In my previous article (Organization, Communication, Anticipation), I focused on the details of how I run monitors at the annual Glastonbury Festival. This time, I’m sharing some tips about mixing monitors at the other end of the spectrum – a solo artist and supporting band.
A large festival requires a different set of “soft” skills than working closely with a smaller group. Both take a great deal of preparation, but while at Glasto this means collating tech specs, session files and stage plots for 24 bands, with solo artists and their bands it has more to do with rehearsals and relationships.
And whereas at Glasto I have the artistic input of making sure that the EQ and any necessary time alignment on side fills and wedges means that the stage sounds good, with artists it gets a lot more refined, particularly if I have a long working relationship with them.
The two artists that I currently work with are both fantastic singers, and I’ve been with them for nine years and seven years, respectively, so by now I have a fairly intuitive understanding of what they want to hear. Both are lovely people, have excellent bands playing with them, and I enjoy their music, so it’s a very nice position to be in.

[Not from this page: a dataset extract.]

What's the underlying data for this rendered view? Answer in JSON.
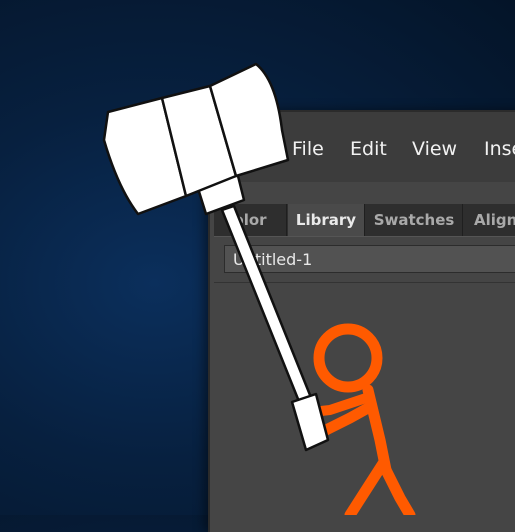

The quality of the relationship between the monitor engineer and the artist is an important part of the job, and as with people in any walk of life, it doesn’t always click. You can do a great technical job of mixing, but if the artist doesn’t feel a connection, you may not get a second run. They need to feel that you’ve got their back because they really are reliant on you. Put yourself in their shoes – it’s a vulnerable position, standing on stage in front of an audience, and their ability to hear what they need is totally in your hands.
This goes for all bands, but is amplified for a solo artist – the backing musicians are a big part of the show, but the crowd is watching the star most of the time, so they’re very exposed and have to trust you. Part of it comes down to personalities – you might gel or you might not – but you can help build rapport by being reliable, consistent, calm, professional, prepared and confident.
Understand The Hierarchy
Being friendly with artists, but not overly so, is important – you want to establish an easy working relationship with them, while remembering that they’re still your boss. I’ve found that balancing friendliness with a little professional distance is a wise move.
Friendly, not friends.
Of course, in most cases, you’re not just mixing for the artist but for the band too. I always sound check with the band by themselves first, so that I can make sure they’re happy before turning my attention to the artist – and often an artist will stop sound checking when they’re comfortable with the engineer. I never stop watching the artist once they’re on stage because you can guarantee that the moment you look away is the moment they’ll look over!
During shows, I keep an eye on the band while my main focus is the artist. So how do I make sure that the band feels taken care of too? I ask the stage tech and backline techs to keep focus on them and to alert me if I miss anyone trying to get my attention.
I also provide every band member with a switch mic so that they can talk directly to both me and the techs. I set up a “talk to me” mix on the console and I feed my own in-ear monitoring (IEM) pack off a matrix, pulling in that talk mix as well as the pre-fade listen (PFL) bus. This ensures that I never miss someone talking to me, even when I’m listening to the artist’s mix.
Sometimes there’s a request that comes at a critical point in the performance. For example, the drummer wants a little more hat overall but I have a show cue. I nod to let the drummer know that I’ve seen him/her and hold up one finger to say that I’ll be addressing it in just a moment. Then when I’ve made the change, I glance over and make eye contact to make sure that all is well. I encourage musicians to give me immediate feedback when they’ve asked for something – it’s no use finding out after the gig that something wasn’t quite right.
Mixing artist monitors is like being an avatar. There’s the need to develop a real understanding of what artists pitch to, time to, what they’re used to hearing, and what helps them enjoy the gig.
I don’t usually alter the backing band’s mixes unless asked to do so, but I’ll subtly ride elements of the artist’s mix as necessary during the show, once I have a good understanding of their preferences – if an element of the mix sounds too loud or quiet to me, then it probably does to them as well. I tend to tap along with my foot, which keeps me aware of whether they are wandering off the beat and might need a little more hat or snare.